The second half of 2017 was a difficult time for the organisations charged with the nurturing of the Welsh literary landscape The Independent Review into the industry proved controversial, prompting a Welsh Assembly enquiry into the fallout.
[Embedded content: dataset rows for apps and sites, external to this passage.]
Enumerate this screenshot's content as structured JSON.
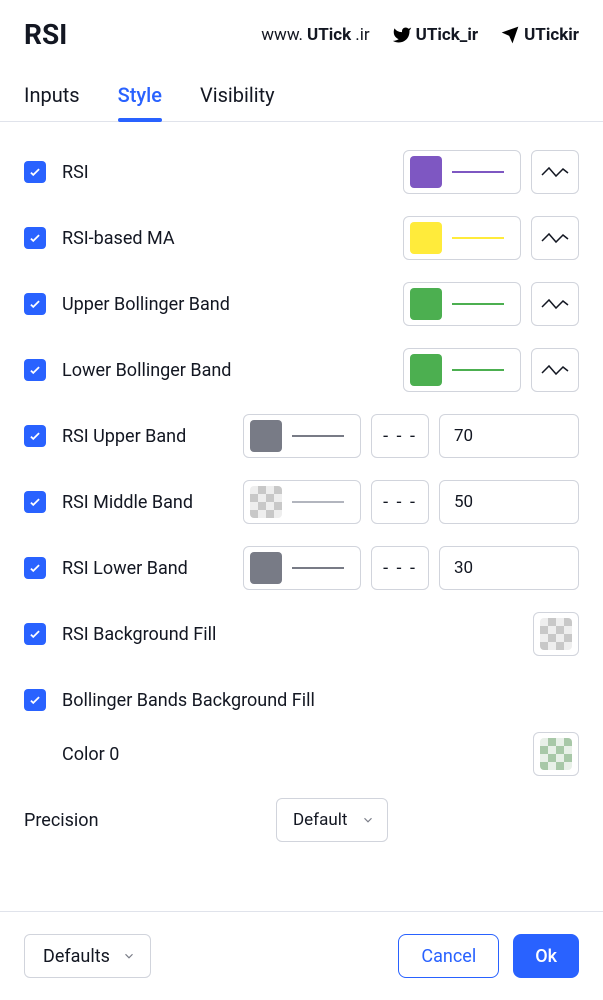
{
  "title": "RSI",
  "social": {
    "website_pre": "www.",
    "website_bold": "UTick",
    "website_post": ".ir",
    "twitter": "UTick_ir",
    "telegram": "UTickir"
  },
  "tabs": {
    "inputs": "Inputs",
    "style": "Style",
    "visibility": "Visibility"
  },
  "rows": {
    "rsi": {
      "label": "RSI",
      "color": "#7E57C2"
    },
    "rsi_ma": {
      "label": "RSI-based MA",
      "color": "#FFEB3B"
    },
    "upper_bb": {
      "label": "Upper Bollinger Band",
      "color": "#4CAF50"
    },
    "lower_bb": {
      "label": "Lower Bollinger Band",
      "color": "#4CAF50"
    },
    "rsi_upper": {
      "label": "RSI Upper Band",
      "color": "#787B86",
      "value": "70"
    },
    "rsi_middle": {
      "label": "RSI Middle Band",
      "value": "50"
    },
    "rsi_lower": {
      "label": "RSI Lower Band",
      "color": "#787B86",
      "value": "30"
    },
    "rsi_bg": {
      "label": "RSI Background Fill"
    },
    "bb_bg": {
      "label": "Bollinger Bands Background Fill"
    },
    "color0": {
      "label": "Color 0"
    }
  },
  "precision": {
    "label": "Precision",
    "value": "Default"
  },
  "footer": {
    "defaults": "Defaults",
    "cancel": "Cancel",
    "ok": "Ok"
  },
  "dash_glyph": "- - -"
}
As the publication of the Senedd’s Culture Committee report seems to put The Hughes Review out of its misery at least for the time being, Gary Raymond asks if its worth debating some home truths about how the Welsh literary industry operates.
As for the article itself, we'll ignore the long preamble and then get to the meat of the matter.
Here is an extract:
Over the last year or so a cloud has hung over the literary industry in the form of the Independent Review of Support for Publishing and Literature in Wales, commonly known as The Hughes Review (as it was chaired by Professor Medwin Hughes). This week the Senedd’s Culture, Welsh Language and Communications Committee has finally published it’s response to that report, and the furore it kicked up back in July 2017. The whole debacle has been a tiny speck on the national fabric, but stands for something much more culturally significant. The Hughes Review should stand as the final push of the old way of things in Wales. It stands now only as a monument to the corruption of a noble process by vindictive influences, but also as a porthole into the battlefield that is the Welsh literary landscape. It is a battlefield that will be most likely unfamiliar to any Welsh writer under the age of 30. And probably more fabled if you’re under 35. But over that, then you know what I’m taking about, even if you’ve never fought on it.
You can read the Committee report here, in its mercifully concise 34 pages. It’s a good read, and it cuts the Hughes Review down to size, in all but the starkest terms rendering it and the £14,000 it cost to produce it a waste of everybody’s time. It also goes some way to be balanced and tries very hard to emphasise the independent panel have simply failed in their honourable intentions to do right. It has no intention of “impugning the integrity” of the panel members. The Committee may be shocked to learn (maybe not, I don’t know) that a cursory knowledge of how literature in Wales works would make these “honourable intentions” extremely unlikely.
It's impossible to read that tirade without getting a real sense that this particular writer has no time at all for the Hughes Panel or its Report. ("............a monument to the corruption of a noble process by vindictive influences..." What on earth is that supposed to mean?)
Then, having slagged off the Hughes Report, he goes on to say: "The literature industry in Wales is a spitting swirl of conflicting interests, clashing egos and jagged vendettas." He then gives chapter and verse, in a whole paragraph. That all sounds familiar enough to those of us who watch the literary scene in Wales. And sure, something needs to be done about it.
A reminder about what author Jasmine Donahaye said about LW not so long ago: "Literature Wales has had this coming for a long time. It’s been poorly managed and poorly governed, and its accountability to its funding body, the Arts Council, has been woefully inadequate. Perhaps the review panel ran out of vituperation after its condemnation of Literature Wales though, for precious little is saved in the report for the Arts Council, even though it is the Arts Council that has allowed Literature Wales to operate with apparent risk to public money...........Many writers have clearly felt increasingly alienated from Literature Wales and the direction it has taken."
She's not the only one to say things like this. If Gary had bothered to read the comments submitted to the Hughes Panel, he would have discovered a very wide disquiet with the organization which he seems so determined to protect.